Sarah Klein — Klein is the earliest reported victim of Larry Nassar, a convicted serial child molester who was the USA Gymnastics national team doctor. The trauma that started when she was 8 disconnected her from the world for much of her life continuing into adulthood. Since confronting Nassar in court, Klein's life has finally begun to move again. This talk is about pushing boundaries and setting boundaries.
Sean Covel — As the cult classic film “Napoleon Dynamite” celebrates its 15th anniversary, the movie’s producer, Sean Covel of Deadwood, will explore the mental framework of problem-solving, which not only overcomes issues such as getting cows to work on time during a movie shoot but also forces creative thinking and ignites innovation.
TEDx Rapid City will be at the Performing Arts Center, 601 Columbus St. Doors open for registration at 8 a.m. and talks will run from 9 a.m. to noon. After lunch, which will be provided by food trucks, talks will resume at 1:30 p.m. An after-party at Hay Camp Brewing Company starts at 5 p.m., with music by nationally acclaimed Colo-Caribbean Newgrazz jamband Coral Creek.

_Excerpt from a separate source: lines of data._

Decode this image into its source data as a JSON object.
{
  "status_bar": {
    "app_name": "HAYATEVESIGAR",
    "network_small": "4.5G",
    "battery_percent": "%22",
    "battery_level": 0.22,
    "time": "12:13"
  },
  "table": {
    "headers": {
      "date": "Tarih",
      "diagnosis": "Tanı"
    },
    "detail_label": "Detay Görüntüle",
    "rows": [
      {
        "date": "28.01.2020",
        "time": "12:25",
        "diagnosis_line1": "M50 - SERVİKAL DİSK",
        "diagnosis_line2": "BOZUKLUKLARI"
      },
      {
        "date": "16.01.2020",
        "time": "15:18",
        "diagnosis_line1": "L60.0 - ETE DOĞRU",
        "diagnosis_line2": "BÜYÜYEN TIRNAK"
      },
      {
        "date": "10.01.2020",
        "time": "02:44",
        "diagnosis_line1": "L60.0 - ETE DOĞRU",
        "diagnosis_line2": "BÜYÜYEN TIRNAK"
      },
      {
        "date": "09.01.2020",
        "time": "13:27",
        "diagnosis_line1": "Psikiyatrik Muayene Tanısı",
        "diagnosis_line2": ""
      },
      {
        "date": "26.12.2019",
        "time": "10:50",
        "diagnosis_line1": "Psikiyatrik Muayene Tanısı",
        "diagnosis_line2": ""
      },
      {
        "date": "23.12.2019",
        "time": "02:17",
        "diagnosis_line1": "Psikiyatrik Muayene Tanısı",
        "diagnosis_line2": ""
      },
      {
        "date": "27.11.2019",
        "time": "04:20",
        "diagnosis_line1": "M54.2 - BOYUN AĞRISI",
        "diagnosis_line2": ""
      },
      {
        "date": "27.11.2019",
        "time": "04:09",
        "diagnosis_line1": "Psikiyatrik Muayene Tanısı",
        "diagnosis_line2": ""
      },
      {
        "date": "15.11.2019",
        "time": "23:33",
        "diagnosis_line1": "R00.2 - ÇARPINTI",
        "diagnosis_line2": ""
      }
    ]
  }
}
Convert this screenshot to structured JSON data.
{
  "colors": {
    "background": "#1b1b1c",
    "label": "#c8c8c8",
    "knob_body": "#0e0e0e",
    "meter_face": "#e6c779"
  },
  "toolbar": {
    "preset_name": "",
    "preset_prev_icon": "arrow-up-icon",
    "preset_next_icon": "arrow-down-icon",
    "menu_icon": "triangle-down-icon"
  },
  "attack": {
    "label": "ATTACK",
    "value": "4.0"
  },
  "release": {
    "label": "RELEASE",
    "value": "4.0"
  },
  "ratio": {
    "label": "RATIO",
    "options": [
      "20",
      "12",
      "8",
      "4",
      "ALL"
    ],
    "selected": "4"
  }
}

Those who attend will be the first to hear talks that will be submitted to the official TED organization, Fleming said. TEDx Rapid City is an independently licensed TED event. Tickets are $60 per person and include the TED talks, lunch, networking, music and more. To buy tickets online or for more information, go to tedxrapidcity.com.